*Instructions to follow*: List all lines in the material below that contain "JSON".

*Given information*:

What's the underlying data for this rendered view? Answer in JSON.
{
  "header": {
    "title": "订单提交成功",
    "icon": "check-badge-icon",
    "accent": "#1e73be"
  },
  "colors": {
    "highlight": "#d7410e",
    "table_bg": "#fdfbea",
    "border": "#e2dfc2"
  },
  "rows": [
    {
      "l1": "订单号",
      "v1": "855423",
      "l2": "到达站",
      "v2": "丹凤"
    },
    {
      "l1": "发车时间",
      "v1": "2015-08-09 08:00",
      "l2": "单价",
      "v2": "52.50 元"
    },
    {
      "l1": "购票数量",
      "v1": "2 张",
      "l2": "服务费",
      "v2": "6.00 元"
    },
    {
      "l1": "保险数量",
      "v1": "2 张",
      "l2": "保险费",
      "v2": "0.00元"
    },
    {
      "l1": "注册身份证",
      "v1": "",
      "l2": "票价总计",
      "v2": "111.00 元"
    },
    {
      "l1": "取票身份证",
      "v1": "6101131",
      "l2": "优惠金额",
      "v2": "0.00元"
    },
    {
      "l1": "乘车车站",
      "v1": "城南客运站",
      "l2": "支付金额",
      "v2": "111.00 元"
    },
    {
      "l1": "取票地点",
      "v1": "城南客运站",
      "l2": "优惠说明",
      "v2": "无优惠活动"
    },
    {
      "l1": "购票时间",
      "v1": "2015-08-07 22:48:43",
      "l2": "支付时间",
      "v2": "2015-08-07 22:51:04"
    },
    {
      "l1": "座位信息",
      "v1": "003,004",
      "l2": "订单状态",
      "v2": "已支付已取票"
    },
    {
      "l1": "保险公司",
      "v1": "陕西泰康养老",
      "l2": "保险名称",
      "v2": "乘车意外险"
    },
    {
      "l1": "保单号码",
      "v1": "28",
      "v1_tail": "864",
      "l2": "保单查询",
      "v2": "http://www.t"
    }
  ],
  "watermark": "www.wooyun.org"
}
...
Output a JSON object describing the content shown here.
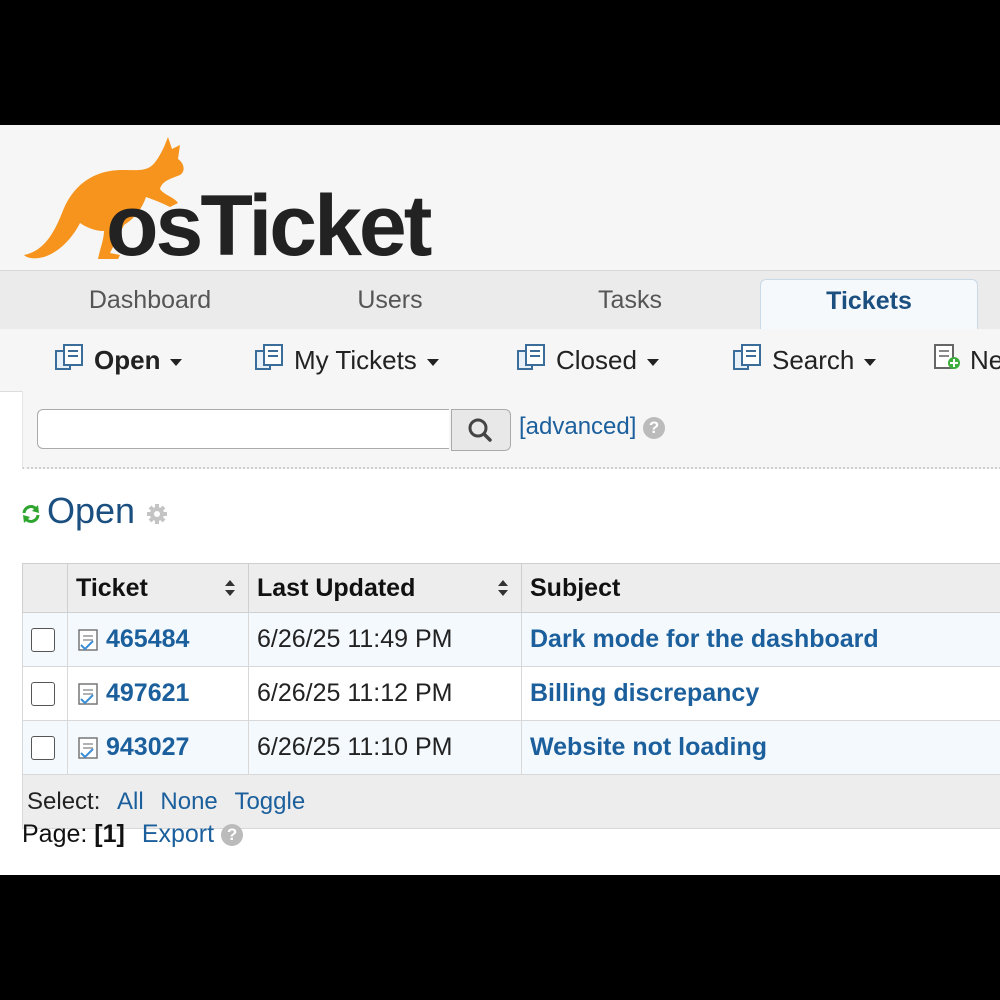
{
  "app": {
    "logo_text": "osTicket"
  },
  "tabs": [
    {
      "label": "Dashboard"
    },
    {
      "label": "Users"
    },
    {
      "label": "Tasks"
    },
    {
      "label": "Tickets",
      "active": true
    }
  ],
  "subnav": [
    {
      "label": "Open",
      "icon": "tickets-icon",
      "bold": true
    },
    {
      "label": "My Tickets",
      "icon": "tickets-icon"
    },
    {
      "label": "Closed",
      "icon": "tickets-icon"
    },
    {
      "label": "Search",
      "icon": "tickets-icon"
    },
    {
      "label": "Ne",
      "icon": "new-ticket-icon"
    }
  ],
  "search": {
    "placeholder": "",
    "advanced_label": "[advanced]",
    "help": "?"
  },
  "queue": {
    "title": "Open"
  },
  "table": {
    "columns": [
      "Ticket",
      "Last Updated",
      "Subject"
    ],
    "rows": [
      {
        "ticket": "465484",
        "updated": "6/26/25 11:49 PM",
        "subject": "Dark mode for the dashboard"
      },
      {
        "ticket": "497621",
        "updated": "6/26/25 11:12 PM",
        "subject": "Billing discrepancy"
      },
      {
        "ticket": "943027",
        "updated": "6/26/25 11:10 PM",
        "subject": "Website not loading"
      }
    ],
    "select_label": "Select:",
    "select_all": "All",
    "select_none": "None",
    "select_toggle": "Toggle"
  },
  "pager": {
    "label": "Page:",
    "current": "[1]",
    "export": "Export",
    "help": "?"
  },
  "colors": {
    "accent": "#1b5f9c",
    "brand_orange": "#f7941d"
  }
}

*Exercise response*:
What's the underlying data for this rendered view? Answer in JSON.
Output a JSON object describing the content shown here.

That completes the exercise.